After this discussion aired, Rep. Pressley's team contacted GBH News to dispute Grim's account of this phone call. GBH News has not been able to independently confirm details of the call.

Alston: But to that point, right, even with that understanding of her dissension there, what does The Squad teach us about solidarity as a political strategy?

Grim: In the very early months, they were kind of a thrown together non-entity, like Ilhan Omar told me for the book. She's like, you know, there is no Squad, right? It's just a media creation. And that is both true — it came out of an Instagram post that AOC made in 2018 where she put up a picture of the four of them and just wrote 'Squad' underneath it. And the media is like, okay, that'll do. We were looking for a term and now we've got it and we're going to use it and we're going to kind of define these four people as The Squad. But at the same time, forces and events push them to kind of define themselves in that way as well.

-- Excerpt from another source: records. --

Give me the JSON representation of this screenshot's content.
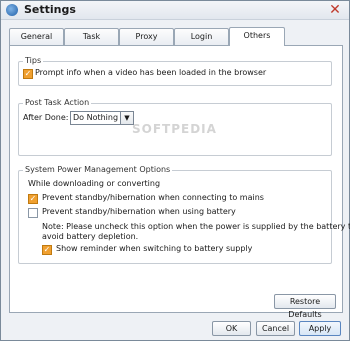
{
  "window": {
    "title": "Settings"
  },
  "tabs": [
    {
      "label": "General"
    },
    {
      "label": "Task"
    },
    {
      "label": "Proxy"
    },
    {
      "label": "Login"
    },
    {
      "label": "Others"
    }
  ],
  "tips": {
    "group_title": "Tips",
    "prompt_info_label": "Prompt info when a video has been loaded in the browser",
    "prompt_info_checked": true
  },
  "post_task": {
    "group_title": "Post Task Action",
    "after_done_label": "After Done:",
    "after_done_value": "Do Nothing"
  },
  "power": {
    "group_title": "System Power Management Options",
    "while_label": "While downloading or converting",
    "prevent_mains_label": "Prevent standby/hibernation when connecting to mains",
    "prevent_mains_checked": true,
    "prevent_battery_label": "Prevent standby/hibernation when using battery",
    "prevent_battery_checked": false,
    "note_line1": "Note: Please uncheck this option when the power is supplied by the battery to",
    "note_line2": "avoid battery depletion.",
    "reminder_label": "Show reminder when switching to battery supply",
    "reminder_checked": true
  },
  "buttons": {
    "restore": "Restore Defaults",
    "ok": "OK",
    "cancel": "Cancel",
    "apply": "Apply"
  },
  "watermark": "SOFTPEDIA"
}
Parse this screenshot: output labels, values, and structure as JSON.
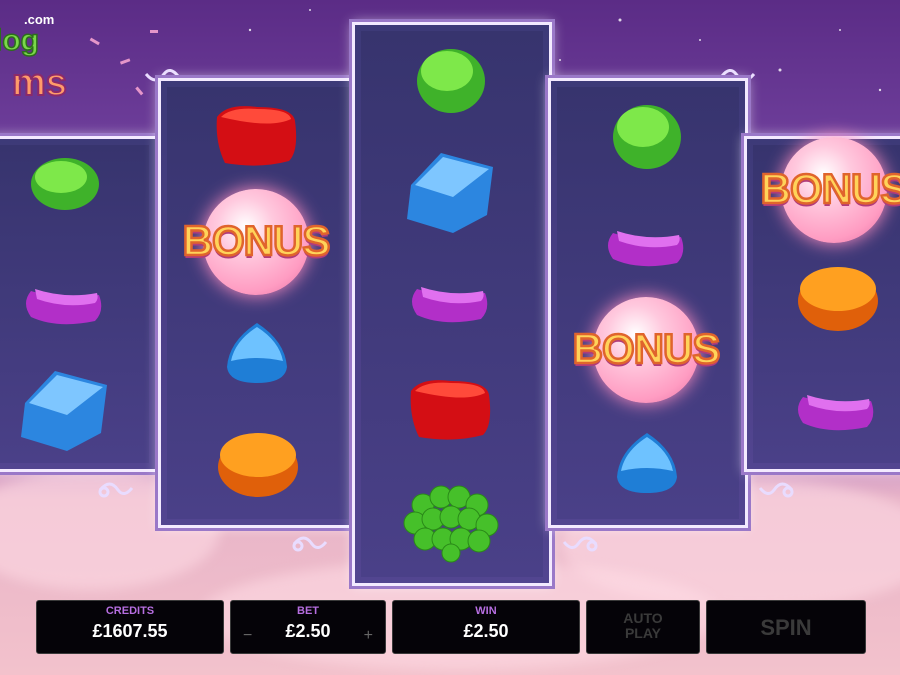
{
  "logo": {
    "top_text": ".com",
    "word1": "log",
    "word2": "ms"
  },
  "reels": {
    "bonus_label": "BONUS"
  },
  "controls": {
    "credits_label": "CREDITS",
    "credits_value": "£1607.55",
    "bet_label": "BET",
    "bet_value": "£2.50",
    "bet_minus": "−",
    "bet_plus": "+",
    "win_label": "WIN",
    "win_value": "£2.50",
    "autoplay_label": "AUTO\nPLAY",
    "spin_label": "SPIN"
  },
  "colors": {
    "accent": "#b66ee0",
    "panel": "#050308"
  }
}
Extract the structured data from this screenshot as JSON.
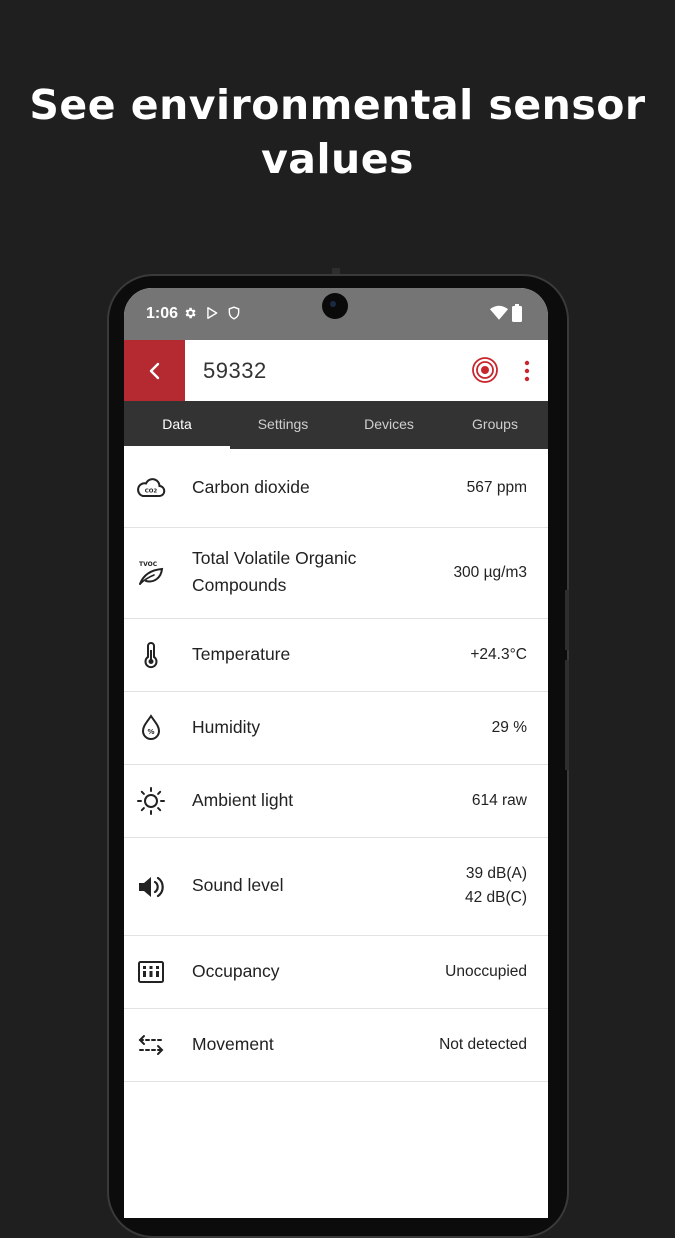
{
  "promo": {
    "line1": "See environmental sensor",
    "line2": "values"
  },
  "status_bar": {
    "time": "1:06",
    "icons": [
      "gear-icon",
      "play-store-icon",
      "shield-icon",
      "wifi-icon",
      "battery-icon"
    ]
  },
  "app_bar": {
    "title": "59332",
    "back_icon": "chevron-left-icon",
    "locate_icon": "target-icon",
    "menu_icon": "more-vert-icon",
    "accent_color": "#b52a30"
  },
  "tabs": [
    {
      "label": "Data",
      "active": true
    },
    {
      "label": "Settings",
      "active": false
    },
    {
      "label": "Devices",
      "active": false
    },
    {
      "label": "Groups",
      "active": false
    }
  ],
  "sensors": [
    {
      "icon": "co2-cloud-icon",
      "icon_text": "CO2",
      "label": "Carbon dioxide",
      "value": "567 ppm"
    },
    {
      "icon": "tvoc-leaf-icon",
      "icon_text": "TVOC",
      "label": "Total Volatile Organic Compounds",
      "value": "300 µg/m3"
    },
    {
      "icon": "thermometer-icon",
      "label": "Temperature",
      "value": "+24.3°C"
    },
    {
      "icon": "humidity-drop-icon",
      "icon_text": "%",
      "label": "Humidity",
      "value": "29 %"
    },
    {
      "icon": "sun-icon",
      "label": "Ambient light",
      "value": "614 raw"
    },
    {
      "icon": "speaker-icon",
      "label": "Sound level",
      "value": "39 dB(A)",
      "value2": "42 dB(C)"
    },
    {
      "icon": "occupancy-grid-icon",
      "label": "Occupancy",
      "value": "Unoccupied"
    },
    {
      "icon": "movement-arrows-icon",
      "label": "Movement",
      "value": "Not detected"
    }
  ]
}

And so if somebody is in the barrel, are we all in the barrel? And at times you would have just one of them in the barrel and the others were kind of stepping back and saying, you know, we don't necessarily help right now.

Fast forward to the recent moment where Rashida Tlaib was censured for saying, you know, 'from the river to the sea' as she's speaking, you know, Ilhan Omar on the House floor, Ilhan Omar has her hand on her shoulder. Ayanna Pressley and AOC are right there behind her, you know, standing in solidarity with kind of a growing faction of progressive Democrats who have been willing to be openly critical of Israel as well. So you start to see that that solidarity in action now, I think.

Alston: And to your point, right, it's not always support with a House vote. Sometimes it's just emotional support, which we probably see more of when we see how women move in politics, arguably. And looking at the role of political action committees like Justice Democrats, how are they going to be important in sustaining what The Squad has done for years and generations to come?

Grim: The Justice Democrats and their kind of allied organizations are looking at 2024 as kind of an existential moment. They have to figure out, you know, how and whether they can fight back against overwhelming financial firepower. Let's say they can cobble together $10 million against this potential hundred-million dollar spend. Then their question is going to be, where do they spend that and how do they spend it? And how much kind of people power is left? How much people power is out there that will combine with them to create the space for this faction in Congress, not just to defend itself, but to actually grow?

And so I really think that the long-term question that you're asking will kind of be answered in 2024. Like at the end of it, we'll know. If they've been severely beaten back, that's going to set them back for a very long time. If they've been able to expand even in the face of this, I think that's going to signal that there are big changes coming in the Democratic Party.

Alston: Well, that is Ryan Grim, who is the author of "The Squad: AOC and The Hope of a Political Revolution." Ryan, thank you so very much.

Grim: No, thank you.

Alston: And stay tuned later this week, as we hear from Congresswoman Ayanna Pressley. You're listening to GBH's Morning Edition.